The use of SaaS apps is rarely predictable, and consumption might fluctuate substantially from month to month. Thus, the applications’ infrastructure should scale up or down the resources utilized behind the scenes. These days, SaaS apps get built in such a way that they can detect infrastructure behavior. Monitoring agents located within deployment resources notify the corresponding management servers of the resources' availability.

Where Can You Purchase SaaS Solutions?

As with most purchases, before making a final decision it’s ideal to speak with an expert and browse as many options as possible before making a final decision. This is essential to ensure that you make the decision that’s best for you organizations unique IT needs. Below is a brief summary of several providers who have decades of experience providing SaaS solutions to enterprise businesses.

RackSpace

Rackspace is a leading provider of IT as a service in today’s multi cloud world. They have extensive expertise and experience integrating managed services across applications, data, and security and infrastructure. TheirSaaS solution offers a comprehensive pay-as-you-go model for software with anytime, anywhere access from any device. This makes it an attractive replacement for high value, low complexity on-premises applications.

Pax8

Pax8 prides themselves on simplifying the way organizations buy, sell, and manage cloud solutions by empowering organizations to achieve more with their cloud technology. They offer several SaaS solutionswhich consolidate billing, automated provisioning, and industry leading PSA integrations.

AppSmart

AppSmart boasts one of the worlds largest B2B marketplaces for selling recurring technology services. They allow users to source the best solutions and create the most effective outcomes for their IT needs, providing another source for organizations to utilize when they want to compare several different SaaS solutions at once.

Author

Terry Stenlund

Terry has over a decade of IT consulting experience helping clients navigate current technology offerings and how they can benefit their overall technology environment. He prioritizes security and ensures the overall environment is designed to support and compliment a client's existing strategy.
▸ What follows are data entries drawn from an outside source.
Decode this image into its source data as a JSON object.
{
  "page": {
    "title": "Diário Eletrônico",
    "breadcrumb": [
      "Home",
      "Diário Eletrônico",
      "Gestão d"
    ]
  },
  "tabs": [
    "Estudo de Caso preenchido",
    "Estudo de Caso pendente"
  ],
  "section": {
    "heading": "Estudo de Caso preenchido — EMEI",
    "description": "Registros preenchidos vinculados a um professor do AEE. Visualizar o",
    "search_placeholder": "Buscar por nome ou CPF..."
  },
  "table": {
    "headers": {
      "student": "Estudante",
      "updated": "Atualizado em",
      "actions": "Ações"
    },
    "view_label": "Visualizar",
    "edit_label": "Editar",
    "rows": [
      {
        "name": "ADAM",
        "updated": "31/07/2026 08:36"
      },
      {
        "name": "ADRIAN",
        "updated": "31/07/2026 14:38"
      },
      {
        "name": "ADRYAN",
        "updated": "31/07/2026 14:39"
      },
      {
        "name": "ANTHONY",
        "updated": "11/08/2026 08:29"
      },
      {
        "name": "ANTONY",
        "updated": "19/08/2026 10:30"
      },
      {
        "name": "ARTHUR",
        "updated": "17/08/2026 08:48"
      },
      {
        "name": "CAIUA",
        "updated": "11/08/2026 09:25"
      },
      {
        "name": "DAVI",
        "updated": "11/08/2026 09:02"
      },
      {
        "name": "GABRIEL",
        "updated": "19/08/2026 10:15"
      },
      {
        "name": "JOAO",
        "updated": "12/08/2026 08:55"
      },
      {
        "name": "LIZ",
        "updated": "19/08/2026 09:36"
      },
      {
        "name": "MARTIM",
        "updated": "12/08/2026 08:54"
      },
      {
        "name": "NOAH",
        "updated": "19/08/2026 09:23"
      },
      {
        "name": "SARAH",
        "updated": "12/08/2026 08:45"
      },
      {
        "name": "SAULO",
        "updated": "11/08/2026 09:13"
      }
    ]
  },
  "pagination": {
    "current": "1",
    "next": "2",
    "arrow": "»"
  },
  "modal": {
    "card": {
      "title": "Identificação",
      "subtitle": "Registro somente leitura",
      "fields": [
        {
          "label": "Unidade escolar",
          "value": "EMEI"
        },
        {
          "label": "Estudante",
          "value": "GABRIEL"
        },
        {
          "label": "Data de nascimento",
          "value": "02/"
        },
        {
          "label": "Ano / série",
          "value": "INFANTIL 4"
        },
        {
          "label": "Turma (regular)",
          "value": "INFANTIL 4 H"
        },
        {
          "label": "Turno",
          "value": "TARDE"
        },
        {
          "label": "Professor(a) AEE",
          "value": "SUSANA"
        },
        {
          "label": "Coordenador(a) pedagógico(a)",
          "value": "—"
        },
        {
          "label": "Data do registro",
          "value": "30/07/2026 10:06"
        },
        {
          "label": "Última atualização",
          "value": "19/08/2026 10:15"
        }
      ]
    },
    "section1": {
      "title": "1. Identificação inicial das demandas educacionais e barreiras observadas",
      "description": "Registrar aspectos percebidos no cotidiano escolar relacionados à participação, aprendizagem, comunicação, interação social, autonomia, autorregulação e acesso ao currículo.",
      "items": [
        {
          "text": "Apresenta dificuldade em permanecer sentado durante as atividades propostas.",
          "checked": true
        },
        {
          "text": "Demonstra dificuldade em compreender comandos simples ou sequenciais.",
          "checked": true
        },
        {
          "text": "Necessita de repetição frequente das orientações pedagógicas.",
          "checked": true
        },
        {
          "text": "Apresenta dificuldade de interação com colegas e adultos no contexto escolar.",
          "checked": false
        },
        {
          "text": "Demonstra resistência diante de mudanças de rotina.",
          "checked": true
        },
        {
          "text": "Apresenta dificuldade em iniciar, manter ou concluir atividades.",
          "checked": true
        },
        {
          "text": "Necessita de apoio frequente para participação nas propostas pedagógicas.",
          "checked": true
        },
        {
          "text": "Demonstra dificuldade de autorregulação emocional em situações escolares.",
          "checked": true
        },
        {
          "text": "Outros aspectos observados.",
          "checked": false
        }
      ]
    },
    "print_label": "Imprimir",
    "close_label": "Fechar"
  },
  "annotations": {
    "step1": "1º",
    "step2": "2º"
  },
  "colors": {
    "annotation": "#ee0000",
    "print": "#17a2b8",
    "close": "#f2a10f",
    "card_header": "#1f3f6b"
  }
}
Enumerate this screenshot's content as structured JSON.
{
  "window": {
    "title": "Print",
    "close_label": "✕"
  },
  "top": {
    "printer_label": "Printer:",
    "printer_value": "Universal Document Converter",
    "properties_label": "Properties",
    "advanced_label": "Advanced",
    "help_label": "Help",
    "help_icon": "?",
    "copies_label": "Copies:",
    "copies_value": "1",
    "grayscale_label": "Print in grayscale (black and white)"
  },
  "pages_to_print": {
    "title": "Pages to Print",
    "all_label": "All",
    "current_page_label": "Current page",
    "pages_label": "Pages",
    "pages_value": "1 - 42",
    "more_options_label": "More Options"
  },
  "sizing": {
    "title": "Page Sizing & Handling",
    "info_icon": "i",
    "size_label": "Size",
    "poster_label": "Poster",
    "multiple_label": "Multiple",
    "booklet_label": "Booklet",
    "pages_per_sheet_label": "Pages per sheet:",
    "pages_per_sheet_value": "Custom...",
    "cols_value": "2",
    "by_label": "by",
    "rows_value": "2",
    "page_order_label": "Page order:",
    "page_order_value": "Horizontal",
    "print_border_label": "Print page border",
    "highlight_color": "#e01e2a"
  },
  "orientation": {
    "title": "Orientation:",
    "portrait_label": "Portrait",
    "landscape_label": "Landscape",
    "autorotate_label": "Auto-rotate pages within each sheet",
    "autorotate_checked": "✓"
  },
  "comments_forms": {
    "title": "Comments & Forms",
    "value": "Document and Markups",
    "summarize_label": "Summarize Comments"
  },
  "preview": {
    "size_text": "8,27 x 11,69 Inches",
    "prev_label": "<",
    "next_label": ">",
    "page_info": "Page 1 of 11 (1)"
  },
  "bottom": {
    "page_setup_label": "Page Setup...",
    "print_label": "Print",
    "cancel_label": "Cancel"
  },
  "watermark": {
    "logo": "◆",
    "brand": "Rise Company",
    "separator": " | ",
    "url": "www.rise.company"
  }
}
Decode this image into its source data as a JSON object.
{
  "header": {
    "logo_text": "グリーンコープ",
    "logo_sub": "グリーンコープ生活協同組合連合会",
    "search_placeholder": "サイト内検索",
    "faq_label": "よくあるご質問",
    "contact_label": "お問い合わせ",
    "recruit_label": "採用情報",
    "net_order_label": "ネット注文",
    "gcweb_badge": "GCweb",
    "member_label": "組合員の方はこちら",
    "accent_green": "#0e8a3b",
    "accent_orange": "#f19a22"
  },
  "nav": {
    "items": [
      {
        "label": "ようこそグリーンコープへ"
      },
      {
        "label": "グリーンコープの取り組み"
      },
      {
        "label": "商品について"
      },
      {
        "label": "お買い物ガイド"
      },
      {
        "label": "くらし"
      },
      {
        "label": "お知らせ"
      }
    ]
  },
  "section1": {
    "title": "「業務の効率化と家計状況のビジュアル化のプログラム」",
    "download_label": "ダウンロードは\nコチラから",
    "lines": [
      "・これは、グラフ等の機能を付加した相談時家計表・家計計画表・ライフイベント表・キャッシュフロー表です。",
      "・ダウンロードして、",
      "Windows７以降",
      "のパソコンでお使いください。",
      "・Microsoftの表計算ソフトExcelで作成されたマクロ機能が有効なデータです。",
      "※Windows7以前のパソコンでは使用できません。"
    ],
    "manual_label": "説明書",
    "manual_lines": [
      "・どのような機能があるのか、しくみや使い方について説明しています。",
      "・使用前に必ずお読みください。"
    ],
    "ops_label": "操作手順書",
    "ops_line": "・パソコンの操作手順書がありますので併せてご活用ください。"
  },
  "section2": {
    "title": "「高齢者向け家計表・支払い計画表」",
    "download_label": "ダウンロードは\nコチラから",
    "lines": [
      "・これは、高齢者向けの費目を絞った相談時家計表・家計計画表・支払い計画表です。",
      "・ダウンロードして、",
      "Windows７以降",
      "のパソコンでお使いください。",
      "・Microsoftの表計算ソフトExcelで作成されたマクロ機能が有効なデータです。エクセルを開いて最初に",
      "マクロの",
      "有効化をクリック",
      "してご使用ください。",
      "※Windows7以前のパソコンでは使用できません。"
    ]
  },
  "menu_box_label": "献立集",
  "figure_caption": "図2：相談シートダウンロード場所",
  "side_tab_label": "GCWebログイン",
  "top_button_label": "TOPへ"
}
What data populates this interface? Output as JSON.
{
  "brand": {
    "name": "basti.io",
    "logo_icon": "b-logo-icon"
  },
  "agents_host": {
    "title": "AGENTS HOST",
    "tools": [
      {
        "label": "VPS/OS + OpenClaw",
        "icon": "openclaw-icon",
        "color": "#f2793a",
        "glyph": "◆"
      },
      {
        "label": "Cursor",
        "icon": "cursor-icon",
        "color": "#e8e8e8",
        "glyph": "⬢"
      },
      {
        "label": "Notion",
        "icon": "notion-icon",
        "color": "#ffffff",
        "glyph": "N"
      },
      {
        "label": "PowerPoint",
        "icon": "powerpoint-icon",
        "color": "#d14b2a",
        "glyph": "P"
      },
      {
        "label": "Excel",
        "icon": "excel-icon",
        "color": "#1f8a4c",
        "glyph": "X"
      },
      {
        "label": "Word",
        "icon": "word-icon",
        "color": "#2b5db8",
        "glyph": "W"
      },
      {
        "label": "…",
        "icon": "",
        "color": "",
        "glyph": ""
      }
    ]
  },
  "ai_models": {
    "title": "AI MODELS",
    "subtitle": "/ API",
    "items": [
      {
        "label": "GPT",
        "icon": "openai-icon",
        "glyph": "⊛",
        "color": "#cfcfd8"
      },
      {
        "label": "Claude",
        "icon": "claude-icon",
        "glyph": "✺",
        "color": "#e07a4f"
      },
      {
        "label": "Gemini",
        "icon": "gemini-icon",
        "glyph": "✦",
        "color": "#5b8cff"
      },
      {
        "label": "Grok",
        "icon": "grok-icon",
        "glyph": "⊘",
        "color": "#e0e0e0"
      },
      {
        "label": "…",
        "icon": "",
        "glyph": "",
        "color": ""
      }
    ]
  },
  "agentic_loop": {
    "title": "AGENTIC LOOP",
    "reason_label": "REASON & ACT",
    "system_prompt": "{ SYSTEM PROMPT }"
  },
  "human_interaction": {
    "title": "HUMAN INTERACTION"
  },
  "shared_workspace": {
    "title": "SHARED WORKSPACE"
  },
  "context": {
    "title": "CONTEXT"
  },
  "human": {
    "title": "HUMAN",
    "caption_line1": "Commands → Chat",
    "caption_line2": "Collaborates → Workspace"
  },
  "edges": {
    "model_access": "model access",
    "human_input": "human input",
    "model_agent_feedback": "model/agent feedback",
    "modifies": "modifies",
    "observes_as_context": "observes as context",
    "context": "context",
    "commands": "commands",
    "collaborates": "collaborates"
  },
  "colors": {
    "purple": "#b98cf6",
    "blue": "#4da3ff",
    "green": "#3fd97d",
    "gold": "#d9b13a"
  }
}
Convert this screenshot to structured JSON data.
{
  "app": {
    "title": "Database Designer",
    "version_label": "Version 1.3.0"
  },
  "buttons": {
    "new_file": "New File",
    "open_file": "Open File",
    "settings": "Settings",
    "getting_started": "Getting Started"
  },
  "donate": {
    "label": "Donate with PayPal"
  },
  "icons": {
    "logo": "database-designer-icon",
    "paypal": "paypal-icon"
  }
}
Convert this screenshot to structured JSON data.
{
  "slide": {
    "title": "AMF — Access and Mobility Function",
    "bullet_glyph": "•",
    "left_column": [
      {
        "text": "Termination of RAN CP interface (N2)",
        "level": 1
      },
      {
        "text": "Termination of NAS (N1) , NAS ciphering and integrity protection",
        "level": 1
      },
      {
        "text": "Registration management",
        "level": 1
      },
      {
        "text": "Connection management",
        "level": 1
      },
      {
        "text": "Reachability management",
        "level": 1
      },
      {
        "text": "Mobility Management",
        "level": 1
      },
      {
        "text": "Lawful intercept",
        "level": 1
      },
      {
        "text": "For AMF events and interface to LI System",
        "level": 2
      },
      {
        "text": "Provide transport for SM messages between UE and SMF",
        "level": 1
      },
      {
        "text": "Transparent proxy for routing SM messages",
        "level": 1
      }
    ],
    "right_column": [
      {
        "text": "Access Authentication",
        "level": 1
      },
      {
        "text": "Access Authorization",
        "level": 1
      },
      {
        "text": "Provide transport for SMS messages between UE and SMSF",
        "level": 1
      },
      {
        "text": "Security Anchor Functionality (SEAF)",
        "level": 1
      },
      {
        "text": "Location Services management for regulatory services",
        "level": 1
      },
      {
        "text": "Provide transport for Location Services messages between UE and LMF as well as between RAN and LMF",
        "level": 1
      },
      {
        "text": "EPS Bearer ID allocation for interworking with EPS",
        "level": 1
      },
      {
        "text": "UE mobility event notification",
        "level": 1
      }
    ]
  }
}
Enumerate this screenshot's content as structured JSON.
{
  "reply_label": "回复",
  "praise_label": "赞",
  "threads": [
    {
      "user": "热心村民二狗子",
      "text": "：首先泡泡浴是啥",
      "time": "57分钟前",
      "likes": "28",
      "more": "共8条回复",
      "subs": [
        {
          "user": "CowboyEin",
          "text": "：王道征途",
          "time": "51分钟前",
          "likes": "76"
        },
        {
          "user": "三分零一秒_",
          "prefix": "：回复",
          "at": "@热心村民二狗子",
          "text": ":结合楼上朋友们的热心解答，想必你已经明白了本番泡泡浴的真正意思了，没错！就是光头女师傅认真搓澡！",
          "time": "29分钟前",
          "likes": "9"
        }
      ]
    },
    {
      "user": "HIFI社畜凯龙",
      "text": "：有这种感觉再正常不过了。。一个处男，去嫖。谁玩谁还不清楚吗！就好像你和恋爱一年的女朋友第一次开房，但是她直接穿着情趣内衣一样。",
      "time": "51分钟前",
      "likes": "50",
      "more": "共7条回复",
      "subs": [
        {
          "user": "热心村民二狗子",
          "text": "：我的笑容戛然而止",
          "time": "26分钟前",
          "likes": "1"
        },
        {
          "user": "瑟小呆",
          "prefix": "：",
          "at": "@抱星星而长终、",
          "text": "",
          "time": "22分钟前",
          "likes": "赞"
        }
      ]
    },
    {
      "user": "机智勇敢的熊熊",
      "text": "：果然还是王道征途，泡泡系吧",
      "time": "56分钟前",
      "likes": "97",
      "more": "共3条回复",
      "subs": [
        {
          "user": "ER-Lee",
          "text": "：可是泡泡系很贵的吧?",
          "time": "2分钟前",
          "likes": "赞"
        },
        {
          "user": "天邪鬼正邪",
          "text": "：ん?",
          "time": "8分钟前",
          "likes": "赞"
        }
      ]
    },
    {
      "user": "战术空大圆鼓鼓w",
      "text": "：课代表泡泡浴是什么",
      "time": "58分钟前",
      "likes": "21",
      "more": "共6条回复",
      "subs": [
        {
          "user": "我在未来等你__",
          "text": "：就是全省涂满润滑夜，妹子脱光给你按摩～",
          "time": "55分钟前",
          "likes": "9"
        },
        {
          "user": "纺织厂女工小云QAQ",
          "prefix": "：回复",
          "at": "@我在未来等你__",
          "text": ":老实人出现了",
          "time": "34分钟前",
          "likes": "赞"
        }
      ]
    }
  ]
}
Subscribe

Subscribe to Our Newsletter to Receive All Posts in Your Inbox!